Ayn Rand (pen name for Alice O’Conner, 1905 – 1982), well known for her books, The Fountainhead, and Atlas Shrugged, developed a philosophical system known as “objectivism” or “the idea of man as a courageous or valiant being, with his own happiness as the moral or proper purpose of his life, and with productive achievement as his noblest activity, and reason as his only absolute.”
The late Nathaniel Brandon, a Canadian American psychotherapist, who once engaged in a love affair with Ayn Rand, wrote the book, Honoring the Self, in which he suggests that every individual is to be regarded as an end in him or herself and that pursuit of our well-being and happiness is our proper moral purpose.
In 2015, Peter Schwartz, an American futurist, and author published his book In Defense of Selfishness, in which he suggests that his greatest intellectual debt is to Ayn Rand for her comprehensive philosophy of reason and individualism. He himself promotes the ideology that the selfish individual lives by reason and should not sacrifice himself for others, nor sacrifice others for himself.
While but brief excerpts of their ideologies, these views of Rand, Brandon, and Schwartz clearly reflect the values of our individualistic, self-centered society today. However, should we ask whether the development and prioritization of the self are sufficient to sustain and progress our communities and institutions? Consider: why do we as a society struggle to work together as unified people seeking common goals and consistently fail to reinvent our country so that it once again stands as an obelisk in the desert that others would emulate? Do these individualistic ideologies naturally inspire one to dedicate themselves to the well-being of others once they have devoted and sacrificed so much to become their “best selves”?
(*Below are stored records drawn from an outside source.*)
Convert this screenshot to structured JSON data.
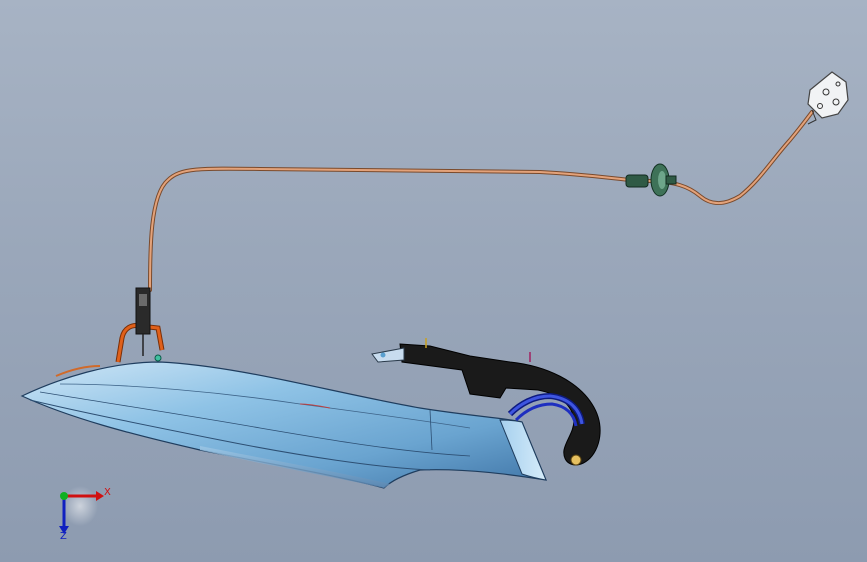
{
  "viewport": {
    "background_top": "#a7b3c4",
    "background_bottom": "#8d9bb0"
  },
  "model": {
    "cable_color": "#d9865a",
    "panel_color": "#7fb6dd",
    "bracket_color": "#1a1a1a",
    "hose_color": "#1e2fc0",
    "handle_color": "#e0601a",
    "grommet_color": "#2f5a45"
  },
  "triad": {
    "x_label": "X",
    "z_label": "Z",
    "x_color": "#d01010",
    "y_color": "#10b020",
    "z_color": "#1020c0"
  }
}
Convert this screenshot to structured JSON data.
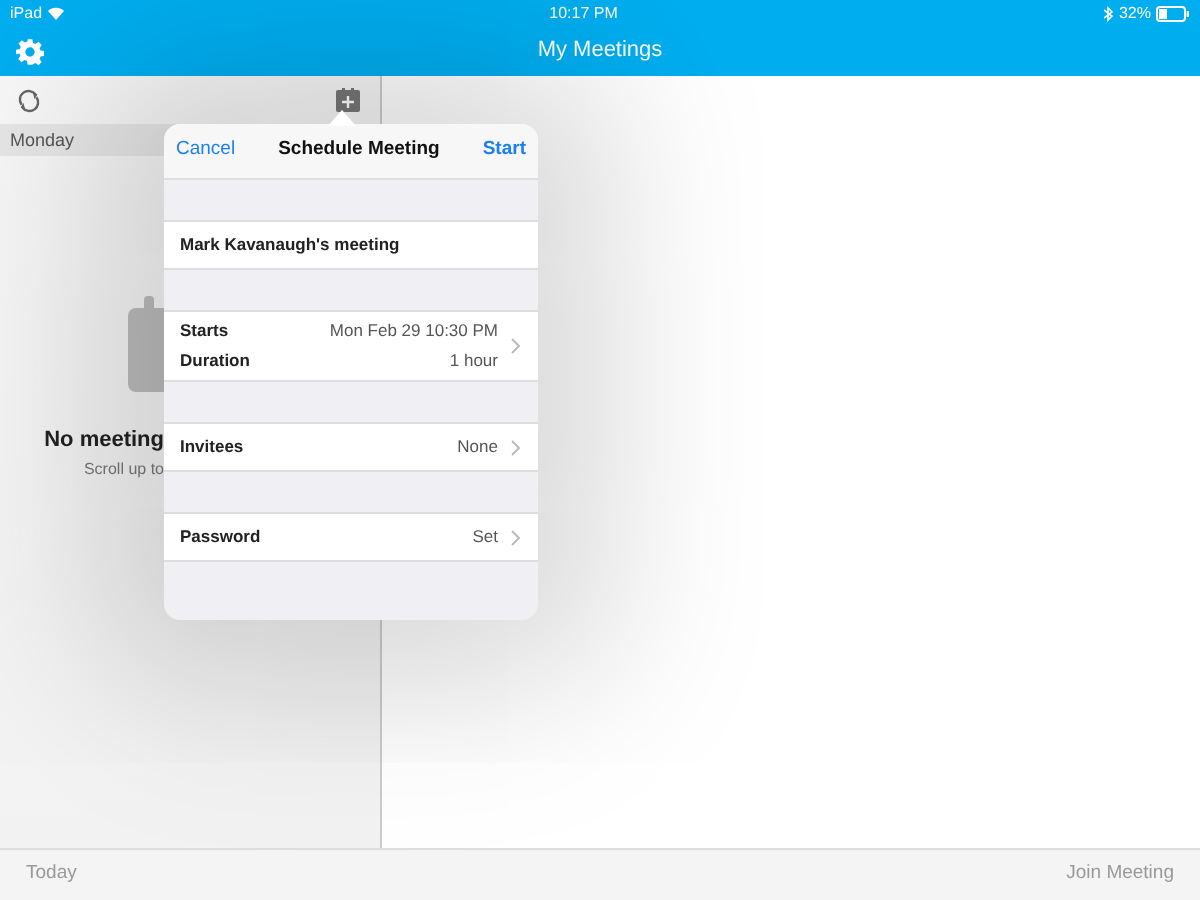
{
  "status_bar": {
    "device": "iPad",
    "time": "10:17 PM",
    "battery": "32%"
  },
  "nav_bar": {
    "title": "My Meetings"
  },
  "sidebar": {
    "section": "Monday",
    "empty_title": "No meeting",
    "empty_hint": "Scroll up to"
  },
  "popover": {
    "cancel": "Cancel",
    "title": "Schedule Meeting",
    "start": "Start",
    "rows": [
      {
        "kind": "name",
        "label": "Mark Kavanaugh's meeting"
      },
      {
        "kind": "double",
        "label": "Starts",
        "value": "Mon Feb 29 10:30 PM",
        "label_2": "Duration",
        "value_2": "1 hour"
      },
      {
        "kind": "detail",
        "label": "Invitees",
        "value": "None"
      },
      {
        "kind": "detail",
        "label": "Password",
        "value": "Set"
      }
    ]
  },
  "bottom_bar": {
    "left": "Today",
    "right": "Join Meeting"
  }
}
I am a Christian and attempt, often failing, to live a life like that of Jesus Christ. To that end, I am responsible for developing the talents He gave me and thus, fully support the notion that I must develop myself, as failing to do so would leave me with little to share. I am compelled to share my talents, resources, and time with others, and I make it my personal purpose to support the flourishing of all individuals in my spheres.